I wanted to start this post off by putting things into perspective.
Released from hospital: 12 days ago
Been home: 9 days
So I'm still freshly out of a very intense chemo treatment to stop my autoimmune disease. As I was taught by the transplant support group, this recovery is not linear. It is not similar to having surgery and seeing gradual improvements every day. A very few lucky individuals have experienced this, but it is not the norm.
The norm is: lots of ups and downs, good days and bad days, progress and regression. One day I may complete all my PT and exercises, have good energy/appetite and the next day I sleep 15 hours of the day and experience severe nerve pain. I have destroyed my faulty immune system and asked it to rebuild, this is not an easy task.
The first week has been harder than I anticipated. While I knew of the possibility of old symptoms coming back I wasn't expecting all of them my first week home. Numbness, weakness and nerve pain decided to come back with a vengeance. I am going to request a half dose of IVIG next week.
The clot pain has gotten much better. They did say it can take the body up to four weeks for the body to dissolve a clot, and we are just about there.
My brother was here last week to help out, thank goodness. This made my transition home so much easier. He accompanied me on my daily walks around the block in addition to doing everything else under the sun for me: laundry, meals, dishes, unpacking, making the bed, trash duty.
The regimen here is strict. Sponges in the dishwasher each night, all hand towels rotated daily. Daily Lysol wipe down of counters and all things fingers touch. I cannot take out the trash. My diet is a neutropenic diet, which is strict very different from my pre-transplant diet (Paleo = lots of meat and fresh veggies). Also, I wash my hands after I do just about anything, which leads to needing a lot of lotion-so dry! Shout out to Eleni on the Coconut Oil recommendation!
My sweet boy Duke is not yet home either do to the strict rules around pets. I hope to have him home in a week or so as I get stronger and have more energy. I haven't seen my pup since July 9. Thank you Jodie and Ken for giving him a loving home for the time being.
I have to get labs weekly for the first month. We went last Monday very early before the crowds. Most labs came back in good ranges, but they will likely drop quite severely in today's labs. Once the numbers drop I have to be very careful not to catch infection. Sepsis/septic shock is a real danger for us transplant patients. It is why I am a soap, hand sanitizer, gloves, Lysol wipe, face mask ninja these days.

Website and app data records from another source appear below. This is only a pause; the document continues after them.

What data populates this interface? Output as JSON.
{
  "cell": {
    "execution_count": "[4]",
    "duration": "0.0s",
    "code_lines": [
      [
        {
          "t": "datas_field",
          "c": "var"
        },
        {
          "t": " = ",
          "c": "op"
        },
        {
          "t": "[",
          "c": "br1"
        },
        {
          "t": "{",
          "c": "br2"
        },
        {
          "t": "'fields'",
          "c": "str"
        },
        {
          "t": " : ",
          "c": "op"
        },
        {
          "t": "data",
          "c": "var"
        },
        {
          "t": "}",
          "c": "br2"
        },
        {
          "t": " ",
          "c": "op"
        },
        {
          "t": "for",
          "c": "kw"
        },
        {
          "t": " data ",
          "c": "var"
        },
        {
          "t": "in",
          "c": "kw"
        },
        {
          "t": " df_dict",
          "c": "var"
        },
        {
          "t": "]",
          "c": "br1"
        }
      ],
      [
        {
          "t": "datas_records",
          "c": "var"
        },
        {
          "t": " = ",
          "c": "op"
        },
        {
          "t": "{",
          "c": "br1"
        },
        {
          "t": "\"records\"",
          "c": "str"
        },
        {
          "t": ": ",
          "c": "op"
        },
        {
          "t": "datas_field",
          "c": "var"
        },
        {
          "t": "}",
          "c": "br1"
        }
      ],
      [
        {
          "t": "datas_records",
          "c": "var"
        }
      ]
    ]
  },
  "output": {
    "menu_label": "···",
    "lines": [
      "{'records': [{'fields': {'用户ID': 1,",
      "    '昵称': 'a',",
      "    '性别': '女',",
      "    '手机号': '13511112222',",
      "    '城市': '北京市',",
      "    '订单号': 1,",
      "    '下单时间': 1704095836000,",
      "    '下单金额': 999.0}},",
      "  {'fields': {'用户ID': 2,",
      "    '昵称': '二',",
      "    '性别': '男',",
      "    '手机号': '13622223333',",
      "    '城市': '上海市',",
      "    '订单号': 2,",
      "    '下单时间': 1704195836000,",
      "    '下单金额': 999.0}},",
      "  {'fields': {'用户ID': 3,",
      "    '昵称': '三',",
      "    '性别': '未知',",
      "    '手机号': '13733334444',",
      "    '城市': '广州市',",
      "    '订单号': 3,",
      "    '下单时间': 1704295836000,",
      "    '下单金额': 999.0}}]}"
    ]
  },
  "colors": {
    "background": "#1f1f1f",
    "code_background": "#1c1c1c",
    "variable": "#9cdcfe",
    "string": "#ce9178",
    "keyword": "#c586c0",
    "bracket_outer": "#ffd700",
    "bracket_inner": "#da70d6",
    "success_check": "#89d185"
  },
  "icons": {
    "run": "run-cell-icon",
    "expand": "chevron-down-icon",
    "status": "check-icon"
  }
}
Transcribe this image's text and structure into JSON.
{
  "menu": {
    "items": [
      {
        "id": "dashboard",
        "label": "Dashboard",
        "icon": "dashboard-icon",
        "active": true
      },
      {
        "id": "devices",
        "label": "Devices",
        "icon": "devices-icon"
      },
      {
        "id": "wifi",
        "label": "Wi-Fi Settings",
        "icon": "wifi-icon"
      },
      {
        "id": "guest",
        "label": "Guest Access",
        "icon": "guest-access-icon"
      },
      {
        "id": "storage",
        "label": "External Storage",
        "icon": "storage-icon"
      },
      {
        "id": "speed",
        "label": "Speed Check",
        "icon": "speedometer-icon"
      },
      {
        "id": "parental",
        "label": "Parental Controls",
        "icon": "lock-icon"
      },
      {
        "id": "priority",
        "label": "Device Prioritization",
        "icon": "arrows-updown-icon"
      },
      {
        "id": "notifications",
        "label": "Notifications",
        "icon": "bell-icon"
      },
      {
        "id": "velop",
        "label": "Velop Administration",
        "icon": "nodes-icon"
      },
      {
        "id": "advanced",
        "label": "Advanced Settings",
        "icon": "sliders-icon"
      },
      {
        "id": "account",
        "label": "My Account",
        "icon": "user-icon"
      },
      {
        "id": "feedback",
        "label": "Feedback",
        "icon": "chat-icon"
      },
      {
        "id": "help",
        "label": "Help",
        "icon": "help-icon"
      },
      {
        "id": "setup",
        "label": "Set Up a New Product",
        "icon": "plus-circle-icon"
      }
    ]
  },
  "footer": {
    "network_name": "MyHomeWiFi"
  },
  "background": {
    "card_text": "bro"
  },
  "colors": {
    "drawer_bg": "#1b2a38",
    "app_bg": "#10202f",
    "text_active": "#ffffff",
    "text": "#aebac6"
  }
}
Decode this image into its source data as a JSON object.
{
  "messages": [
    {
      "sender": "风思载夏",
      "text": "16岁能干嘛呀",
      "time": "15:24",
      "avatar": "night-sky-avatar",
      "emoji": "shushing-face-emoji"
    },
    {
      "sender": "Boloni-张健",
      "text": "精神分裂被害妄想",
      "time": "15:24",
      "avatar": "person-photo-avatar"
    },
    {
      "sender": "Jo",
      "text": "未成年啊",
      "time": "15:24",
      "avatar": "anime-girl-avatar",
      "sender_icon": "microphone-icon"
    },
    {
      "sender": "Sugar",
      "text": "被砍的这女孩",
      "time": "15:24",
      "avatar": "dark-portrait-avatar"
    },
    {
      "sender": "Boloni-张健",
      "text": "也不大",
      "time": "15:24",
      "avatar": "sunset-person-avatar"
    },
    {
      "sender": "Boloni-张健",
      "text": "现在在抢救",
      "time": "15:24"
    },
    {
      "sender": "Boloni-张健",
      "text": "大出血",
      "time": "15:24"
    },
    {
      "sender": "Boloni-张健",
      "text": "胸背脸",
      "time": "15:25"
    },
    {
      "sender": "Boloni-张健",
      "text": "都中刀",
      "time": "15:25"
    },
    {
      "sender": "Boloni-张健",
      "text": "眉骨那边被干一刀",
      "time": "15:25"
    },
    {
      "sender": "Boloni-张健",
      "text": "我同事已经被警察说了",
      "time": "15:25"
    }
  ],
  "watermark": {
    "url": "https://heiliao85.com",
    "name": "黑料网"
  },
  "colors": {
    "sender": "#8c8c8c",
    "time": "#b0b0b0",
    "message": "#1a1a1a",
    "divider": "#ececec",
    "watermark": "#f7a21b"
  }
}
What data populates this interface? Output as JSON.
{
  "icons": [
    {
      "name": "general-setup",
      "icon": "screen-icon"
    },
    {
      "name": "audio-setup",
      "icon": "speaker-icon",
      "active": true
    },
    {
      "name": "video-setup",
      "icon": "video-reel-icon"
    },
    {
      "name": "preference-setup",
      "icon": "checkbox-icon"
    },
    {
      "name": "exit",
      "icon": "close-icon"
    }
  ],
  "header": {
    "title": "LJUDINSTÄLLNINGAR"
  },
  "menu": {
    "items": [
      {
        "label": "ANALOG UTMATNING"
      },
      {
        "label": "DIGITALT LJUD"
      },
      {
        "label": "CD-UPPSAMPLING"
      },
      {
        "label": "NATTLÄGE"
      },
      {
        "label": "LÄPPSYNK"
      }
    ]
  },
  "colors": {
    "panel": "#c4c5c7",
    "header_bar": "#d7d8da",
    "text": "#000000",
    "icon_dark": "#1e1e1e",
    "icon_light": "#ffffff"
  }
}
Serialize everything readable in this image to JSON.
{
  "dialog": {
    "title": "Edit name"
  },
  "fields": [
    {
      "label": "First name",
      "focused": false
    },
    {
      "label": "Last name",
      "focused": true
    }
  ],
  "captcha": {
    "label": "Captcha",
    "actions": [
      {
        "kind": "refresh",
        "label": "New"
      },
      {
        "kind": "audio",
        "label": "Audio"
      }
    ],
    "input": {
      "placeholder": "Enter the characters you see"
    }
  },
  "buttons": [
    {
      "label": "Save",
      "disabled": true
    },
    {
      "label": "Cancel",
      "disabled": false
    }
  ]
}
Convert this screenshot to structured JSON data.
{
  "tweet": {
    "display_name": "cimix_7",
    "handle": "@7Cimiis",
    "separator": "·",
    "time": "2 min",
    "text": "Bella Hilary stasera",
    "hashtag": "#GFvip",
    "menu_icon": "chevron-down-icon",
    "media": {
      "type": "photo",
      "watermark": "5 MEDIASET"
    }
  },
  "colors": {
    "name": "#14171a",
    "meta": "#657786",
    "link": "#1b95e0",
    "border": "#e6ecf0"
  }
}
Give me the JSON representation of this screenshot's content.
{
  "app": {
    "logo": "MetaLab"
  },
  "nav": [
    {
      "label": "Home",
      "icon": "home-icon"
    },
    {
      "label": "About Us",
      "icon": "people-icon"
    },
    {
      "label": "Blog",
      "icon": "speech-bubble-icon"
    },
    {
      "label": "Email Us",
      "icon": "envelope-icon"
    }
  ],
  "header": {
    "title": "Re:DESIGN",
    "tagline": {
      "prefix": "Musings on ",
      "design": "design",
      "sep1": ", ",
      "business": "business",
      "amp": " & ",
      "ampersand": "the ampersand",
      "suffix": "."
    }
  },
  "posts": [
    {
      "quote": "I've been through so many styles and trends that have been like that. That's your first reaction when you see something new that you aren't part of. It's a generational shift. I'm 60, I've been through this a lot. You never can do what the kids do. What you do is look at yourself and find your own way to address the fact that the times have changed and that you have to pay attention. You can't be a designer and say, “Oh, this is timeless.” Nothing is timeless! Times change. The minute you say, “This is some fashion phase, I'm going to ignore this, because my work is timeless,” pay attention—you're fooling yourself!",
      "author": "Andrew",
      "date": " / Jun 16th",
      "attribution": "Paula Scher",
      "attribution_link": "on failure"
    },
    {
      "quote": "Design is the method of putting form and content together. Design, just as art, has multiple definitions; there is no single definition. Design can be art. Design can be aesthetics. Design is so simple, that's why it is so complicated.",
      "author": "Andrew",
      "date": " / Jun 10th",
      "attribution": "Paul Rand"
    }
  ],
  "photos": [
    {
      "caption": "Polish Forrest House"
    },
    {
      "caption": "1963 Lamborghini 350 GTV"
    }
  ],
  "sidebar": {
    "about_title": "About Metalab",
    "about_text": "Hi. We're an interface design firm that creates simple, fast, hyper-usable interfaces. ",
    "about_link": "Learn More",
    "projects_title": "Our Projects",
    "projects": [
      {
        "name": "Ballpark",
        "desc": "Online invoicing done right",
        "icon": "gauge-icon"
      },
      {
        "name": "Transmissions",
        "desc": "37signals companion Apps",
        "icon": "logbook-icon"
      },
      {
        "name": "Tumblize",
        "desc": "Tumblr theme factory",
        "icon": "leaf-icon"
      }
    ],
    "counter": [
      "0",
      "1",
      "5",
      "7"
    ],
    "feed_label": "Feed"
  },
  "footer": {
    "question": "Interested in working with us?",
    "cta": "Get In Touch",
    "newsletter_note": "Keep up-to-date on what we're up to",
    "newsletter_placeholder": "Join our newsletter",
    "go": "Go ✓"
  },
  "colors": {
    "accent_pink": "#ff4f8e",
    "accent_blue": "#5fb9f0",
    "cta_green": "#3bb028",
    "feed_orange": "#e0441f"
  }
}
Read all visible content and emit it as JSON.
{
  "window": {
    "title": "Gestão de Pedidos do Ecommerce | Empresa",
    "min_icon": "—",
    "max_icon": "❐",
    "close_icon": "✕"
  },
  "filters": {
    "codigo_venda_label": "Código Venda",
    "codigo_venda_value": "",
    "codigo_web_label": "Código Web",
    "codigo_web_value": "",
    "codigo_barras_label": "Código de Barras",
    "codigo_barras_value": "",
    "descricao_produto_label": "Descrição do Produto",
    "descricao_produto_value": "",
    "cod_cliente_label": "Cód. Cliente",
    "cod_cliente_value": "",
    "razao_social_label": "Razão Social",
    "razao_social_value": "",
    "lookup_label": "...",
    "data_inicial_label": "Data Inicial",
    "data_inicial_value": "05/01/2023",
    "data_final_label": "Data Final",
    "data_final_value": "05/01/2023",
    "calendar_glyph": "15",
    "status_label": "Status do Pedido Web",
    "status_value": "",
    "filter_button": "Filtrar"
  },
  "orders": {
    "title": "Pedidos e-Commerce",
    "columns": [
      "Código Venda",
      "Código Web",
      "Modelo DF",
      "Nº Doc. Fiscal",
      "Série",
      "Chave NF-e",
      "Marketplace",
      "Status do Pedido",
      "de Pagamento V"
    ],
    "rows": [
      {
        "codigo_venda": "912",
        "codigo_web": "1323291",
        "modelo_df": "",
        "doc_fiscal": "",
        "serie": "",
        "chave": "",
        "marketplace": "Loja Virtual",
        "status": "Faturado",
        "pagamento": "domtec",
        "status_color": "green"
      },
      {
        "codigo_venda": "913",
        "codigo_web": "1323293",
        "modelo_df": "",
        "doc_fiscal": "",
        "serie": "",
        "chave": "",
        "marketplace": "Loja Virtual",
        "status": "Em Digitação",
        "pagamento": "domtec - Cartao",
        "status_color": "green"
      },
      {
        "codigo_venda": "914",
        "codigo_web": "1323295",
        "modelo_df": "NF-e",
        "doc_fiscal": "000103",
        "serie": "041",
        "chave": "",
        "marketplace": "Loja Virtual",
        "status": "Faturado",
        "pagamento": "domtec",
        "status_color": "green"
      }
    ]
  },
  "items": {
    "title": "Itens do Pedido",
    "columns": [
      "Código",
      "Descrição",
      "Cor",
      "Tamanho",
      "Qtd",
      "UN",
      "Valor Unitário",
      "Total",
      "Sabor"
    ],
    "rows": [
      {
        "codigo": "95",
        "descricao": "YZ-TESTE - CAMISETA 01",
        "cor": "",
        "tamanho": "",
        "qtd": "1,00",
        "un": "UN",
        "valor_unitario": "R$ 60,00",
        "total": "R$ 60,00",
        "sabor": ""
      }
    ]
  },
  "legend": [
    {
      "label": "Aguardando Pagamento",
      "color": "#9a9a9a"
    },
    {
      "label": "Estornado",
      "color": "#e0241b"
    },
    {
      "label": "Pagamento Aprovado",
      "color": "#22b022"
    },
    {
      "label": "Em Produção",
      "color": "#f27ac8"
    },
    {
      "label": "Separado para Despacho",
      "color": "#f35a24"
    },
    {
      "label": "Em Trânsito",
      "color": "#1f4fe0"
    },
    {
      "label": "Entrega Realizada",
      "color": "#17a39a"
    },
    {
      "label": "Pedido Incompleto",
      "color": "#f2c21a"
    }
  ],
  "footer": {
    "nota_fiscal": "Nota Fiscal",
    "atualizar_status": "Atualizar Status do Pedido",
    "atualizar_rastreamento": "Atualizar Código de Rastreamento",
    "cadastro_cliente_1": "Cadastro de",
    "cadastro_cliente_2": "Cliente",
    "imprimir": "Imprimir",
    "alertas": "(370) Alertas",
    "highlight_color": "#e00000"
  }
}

Germs = the enemy!
I'm riding the exercise bike daily, walking laps around the block and doing the take home PT I was given from the hospital. Naps are a regular thing, anywhere from 2-4 hours each day. If I happen to sleep really well a particular night I can get away with a one hour nap.
A home health nurse will come to assess me and assign a physical therapist to begin arriving. I am excited about this. I am a huge advocate for PT.
I'm practicing patience which is very difficult for me. Those that know me know I want to be everywhere and doing everything on my own. It is not to be right now.
I made a promise to myself to see this through and not take a day for granted if I was given this treatment. So while it may be frustrating, I will stick to my schedule and work hard to get my strength back, as much as my body will let me.
Thanks for the calls, texts, emails, dinner drops offs, cards....they really do brighten my day. I may not be up for chatting most days.....but it doesn't mean your message didn't make me smile. I have an amazing support group of people cheering me on.....it really DOES push me on the days I tell myself "I don't wanna!".... (yes three year old Steph has visited).
my reminder of my supporters!
VISITS: I will likely be up for visitors in the coming weeks. Just please understand the rules for visitation:
1. You have not been near anyone with or had yourself a cough, cold or infection in the last 30 days.
2. You will be asked to wear a mask and use hand sanitizer upon entering.
3. There will be no hugs or handshakes hello.
It is very important that I not catch an infection in the first three months.
Considering timing of release I'd say I'm doing pretty good and things seems to be going as expected.